(footsteps) - We're on our way to the art department, but we can't show you much of it because everything there is super secret. - In the previous video, we saw how patterns were created to texture the dinosaur, Arlo, for the
movie The Good Dinosaur. In this lesson, it will be your turn to make some convincing dinosaur skin using patterns, colors, and randomness. - (Ana) We're
going to introduce you to some techniques used
here at Pixar to do this. - (Beth) Such as voronoi diagrams. - (Ana) And how we use randomness to make it look more organic. - (Beth) By the end of this lesson you'll be ready to make
your own dino skin. - And no matter what we're building, it all starts with a shading packet. - And the shading packet comes from one of the artists in the
art department such as Tia. (knocking) - Hi!
- Hey. - How are you guys?
- Great. - Good, I have a present for you. The dino leg shader packet. There's a few pieces here for you. Some reference, some color specs, and some real reference. Those are for the claws. I don't have all the answers. I'm leaving it up to
you guys to do the rest. I've got to go run and teach a class, so can I leave this with you? And you're welcome to use my office. Have a blast. - Great.
- Thank you. - Thank you! Bye. - The shading packet is a collection of drawings and images that will guide us through the process of
creating our dino skin. - (Beth) It all begins on paper because it's much faster
to iterate that way. - (Ana) Shading
packets also contain reference photographs like this cactus, which is a real-life approximation of the look and feel we're going for. - (Beth) This is a wonderful inspiration for the
scales of our dinosaur, but it's just a starting point. - (Ana) Let's
examine these drawings a little more closely and see what kind of things Tia has identified. - (Beth) First notice there are a number of scales of
varying sizes sticking out, or extruding from the skin. We'll need to figure
out how to build these. - (Ana) Also notice
the scales vary in size, some bigger and some smaller. The bigger scales
correspond to rigid areas, such as the middle of the leg. Smaller scales are found
in areas near the claws, which is an area that
is much more flexible. - (Beth) Aside from the size, position, and shape of the scales we also have to start
thinking about color. - (Ana) Notice she wants each scale to vary in color and a reminder to make the skin beneath the
scales a different color. - (Beth) The final touch is to pay attention to different kinds of random variations we'll need.
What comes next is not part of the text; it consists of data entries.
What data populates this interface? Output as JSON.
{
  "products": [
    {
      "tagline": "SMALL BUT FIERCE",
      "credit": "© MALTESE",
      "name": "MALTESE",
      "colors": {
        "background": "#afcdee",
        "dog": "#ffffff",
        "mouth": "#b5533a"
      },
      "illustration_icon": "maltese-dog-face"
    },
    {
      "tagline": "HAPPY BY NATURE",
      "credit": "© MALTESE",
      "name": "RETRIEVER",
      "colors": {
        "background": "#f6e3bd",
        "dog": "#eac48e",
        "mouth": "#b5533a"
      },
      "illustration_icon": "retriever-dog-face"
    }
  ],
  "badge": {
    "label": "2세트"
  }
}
For example, some scales
extrude more than the others. Plus, the position and size of the scale should vary as well. So there's lots of
variation going on here. - (Ana) Now it's your turn to examine the shading packet. - Once you're comfortable
studying shading packets, we'll get to work creating
the patterns in the computer.